◆ **PROBLEM TO WORK ON**
Only the last stretch of the records is wanted: restate word for word the line with "Extract the structured" and every line after it.

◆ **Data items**

┌──

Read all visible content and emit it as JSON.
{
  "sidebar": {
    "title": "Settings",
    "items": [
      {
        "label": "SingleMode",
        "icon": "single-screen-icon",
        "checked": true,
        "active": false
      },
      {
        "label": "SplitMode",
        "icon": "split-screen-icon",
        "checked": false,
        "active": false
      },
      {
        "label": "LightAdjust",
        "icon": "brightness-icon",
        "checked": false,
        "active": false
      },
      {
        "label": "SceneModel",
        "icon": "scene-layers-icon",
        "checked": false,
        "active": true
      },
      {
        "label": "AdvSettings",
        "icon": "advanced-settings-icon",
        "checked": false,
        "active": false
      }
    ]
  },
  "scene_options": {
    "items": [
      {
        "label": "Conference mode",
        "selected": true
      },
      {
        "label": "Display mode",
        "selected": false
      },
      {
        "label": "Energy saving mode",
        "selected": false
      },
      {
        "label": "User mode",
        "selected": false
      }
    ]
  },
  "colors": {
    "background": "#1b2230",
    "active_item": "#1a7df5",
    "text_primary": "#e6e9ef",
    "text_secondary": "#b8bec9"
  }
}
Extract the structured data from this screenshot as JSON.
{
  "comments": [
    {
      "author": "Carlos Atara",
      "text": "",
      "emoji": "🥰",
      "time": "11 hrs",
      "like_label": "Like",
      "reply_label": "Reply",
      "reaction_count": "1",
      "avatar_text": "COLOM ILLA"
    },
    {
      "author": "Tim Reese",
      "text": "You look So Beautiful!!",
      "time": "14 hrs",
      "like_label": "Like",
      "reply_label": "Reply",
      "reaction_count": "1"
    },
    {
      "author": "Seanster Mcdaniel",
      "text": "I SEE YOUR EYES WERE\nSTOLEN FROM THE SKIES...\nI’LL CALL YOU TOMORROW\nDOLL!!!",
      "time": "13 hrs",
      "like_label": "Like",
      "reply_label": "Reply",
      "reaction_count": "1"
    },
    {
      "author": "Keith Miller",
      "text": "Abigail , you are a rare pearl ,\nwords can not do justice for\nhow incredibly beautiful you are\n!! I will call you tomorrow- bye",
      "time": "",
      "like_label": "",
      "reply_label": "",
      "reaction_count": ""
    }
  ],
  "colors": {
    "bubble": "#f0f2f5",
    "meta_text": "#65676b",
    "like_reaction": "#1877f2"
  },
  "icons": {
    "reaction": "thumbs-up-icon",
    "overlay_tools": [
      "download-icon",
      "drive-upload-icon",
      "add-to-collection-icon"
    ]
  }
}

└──

◆ **RESPONSE**
Extract the structured data from this screenshot as JSON.
{
  "comments": [
    {
      "author": "Carlos Atara",
      "text": "",
      "emoji": "🥰",
      "time": "11 hrs",
      "like_label": "Like",
      "reply_label": "Reply",
      "reaction_count": "1",
      "avatar_text": "COLOM ILLA"
    },
    {
      "author": "Tim Reese",
      "text": "You look So Beautiful!!",
      "time": "14 hrs",
      "like_label": "Like",
      "reply_label": "Reply",
      "reaction_count": "1"
    },
    {
      "author": "Seanster Mcdaniel",
      "text": "I SEE YOUR EYES WERE\nSTOLEN FROM THE SKIES...\nI’LL CALL YOU TOMORROW\nDOLL!!!",
      "time": "13 hrs",
      "like_label": "Like",
      "reply_label": "Reply",
      "reaction_count": "1"
    },
    {
      "author": "Keith Miller",
      "text": "Abigail , you are a rare pearl ,\nwords can not do justice for\nhow incredibly beautiful you are\n!! I will call you tomorrow- bye",
      "time": "",
      "like_label": "",
      "reply_label": "",
      "reaction_count": ""
    }
  ],
  "colors": {
    "bubble": "#f0f2f5",
    "meta_text": "#65676b",
    "like_reaction": "#1877f2"
  },
  "icons": {
    "reaction": "thumbs-up-icon",
    "overlay_tools": [
      "download-icon",
      "drive-upload-icon",
      "add-to-collection-icon"
    ]
  }
}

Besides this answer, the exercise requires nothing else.